Blue Ridge Cabin Vacations

Browse a variety of vacation rentals in Blue Ridge

What Is Psychotherapy?

Psychotherapy, or counseling with a mental health professional, is sometimes recommended to treat a person’s emotional problems or other disorders. It can be used alone or in conjunction with medication to address the root causes of a person’s symptoms. There are many different types of psychotherapy, with each therapist using their own unique approach to help a person overcome issues and find lasting recovery.

People often seek a Psychiatrist vs. Psychologist vs. Psychotherapist when their personal or relationship struggles become difficult to manage on their own. They may have tried self-help books or other techniques that didn’t improve their condition. Friends or family members may be concerned and encourage them to get therapy. Some people attend psychotherapy after a doctor recommends it for their mental health concerns, while others seek it independently.

There are several forms of psychotherapy, depending on the type of ailment being treated and the therapist’s training and expertise. The most common is cognitive behavioral therapy CBT

, which teaches a patient to change negative thoughts that contribute to their distress and alter problematic behaviors that result from those thoughts.
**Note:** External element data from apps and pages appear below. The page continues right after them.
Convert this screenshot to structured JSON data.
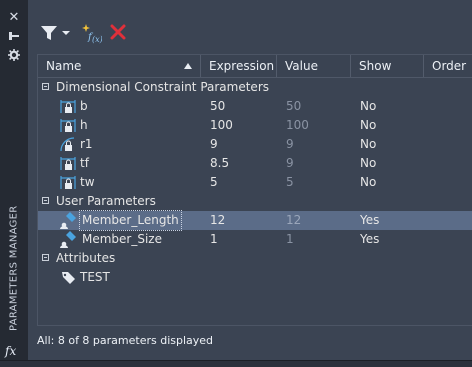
{
  "window": {
    "title": "PARAMETERS MANAGER",
    "fx_label": "fx"
  },
  "toolbar": {
    "filter_icon": "filter-icon",
    "new_user_param_icon": "new-user-parameter-icon",
    "delete_icon": "delete-icon"
  },
  "columns": [
    "Name",
    "Expression",
    "Value",
    "Show",
    "Order"
  ],
  "groups": [
    {
      "label": "Dimensional Constraint Parameters",
      "rows": [
        {
          "name": "b",
          "expression": "50",
          "value": "50",
          "show": "No",
          "icon": "linear-dimension-lock-icon"
        },
        {
          "name": "h",
          "expression": "100",
          "value": "100",
          "show": "No",
          "icon": "linear-dimension-lock-icon"
        },
        {
          "name": "r1",
          "expression": "9",
          "value": "9",
          "show": "No",
          "icon": "radius-dimension-lock-icon"
        },
        {
          "name": "tf",
          "expression": "8.5",
          "value": "9",
          "show": "No",
          "icon": "linear-dimension-lock-icon"
        },
        {
          "name": "tw",
          "expression": "5",
          "value": "5",
          "show": "No",
          "icon": "linear-dimension-lock-icon"
        }
      ]
    },
    {
      "label": "User Parameters",
      "rows": [
        {
          "name": "Member_Length",
          "expression": "12",
          "value": "12",
          "show": "Yes",
          "icon": "user-parameter-icon",
          "selected": true
        },
        {
          "name": "Member_Size",
          "expression": "1",
          "value": "1",
          "show": "Yes",
          "icon": "user-parameter-icon"
        }
      ]
    },
    {
      "label": "Attributes",
      "rows": [
        {
          "name": "TEST",
          "expression": "",
          "value": "",
          "show": "",
          "icon": "attribute-tag-icon"
        }
      ]
    }
  ],
  "status": "All: 8 of 8 parameters displayed",
  "colors": {
    "background": "#3b4453",
    "selected_row": "#5b6c88",
    "delete_red": "#e0303a",
    "sparkle_yellow": "#f2c23a",
    "icon_blue": "#4aa3df"
  }
}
Other techniques include family-focused therapy, interpersonal therapy and transpersonal psychotherapy.

Other psychotherapies focus on the psyche’s unconscious influence on a person’s external relationships and internal sense of well-being. Sigmund Freud’s methods included analyzing dreams to uncover important hidden insights into the unconscious mind, as well as identifying childhood sexuality and differentiating parts of the psyche id, ego and superego. Freud’s work influenced many other theorists, such as Alfred Adler, Carl Jung and Karen Horney, each of whom developed their own systems of psychotherapy.

Many of these therapies also focus on group settings to help a person realize that they are not alone in their struggle and that there are others who have had similar experiences. Some of these groups are run by a therapist and others are peer-led.

Although it is natural to have apprehension about discussing personal and potentially sensitive information with a stranger, most therapists are required by law or regulatory psychotherapeutic organizations to maintain client confidentiality. However, there are limited circumstances when a therapist will break confidentiality, such as when he or she is aware of a clear and immediate threat to someone’s safety.

A psychotherapist is a Licensed Clinical Professional Counselor, psychologist or social worker who has completed graduate-level training in the field of psychological counseling. He or she must also meet state certification and licensing requirements in order to practice psychotherapy. Other mental health professionals with advanced degrees may also offer psychotherapy, including psychiatrists who have additional medical training to prescribe medicine for psychiatric conditions. Psychotherapy is typically offered by private practices, but some public and private insurance companies offer coverage for sessions with qualified therapists.

Psychotherapy is a collaborative treatment approach aimed at helping individuals navigate emotional, psychological, and behavioral challenges. Through confidential sessions with a trained therapist, clients explore their thoughts, feelings, and experiences in a safe and supportive environment. Psychotherapy encompasses various techniques and modalities tailored to address specific concerns, such as anxiety, depression, trauma, or relationship issues. Therapists employ evidence-based practices to facilitate self-awareness, insight, and coping skills development. By fostering a therapeutic alliance, psychotherapy encourages personal growth, resilience, and improved mental health outcomes, empowering individuals to lead more fulfilling lives.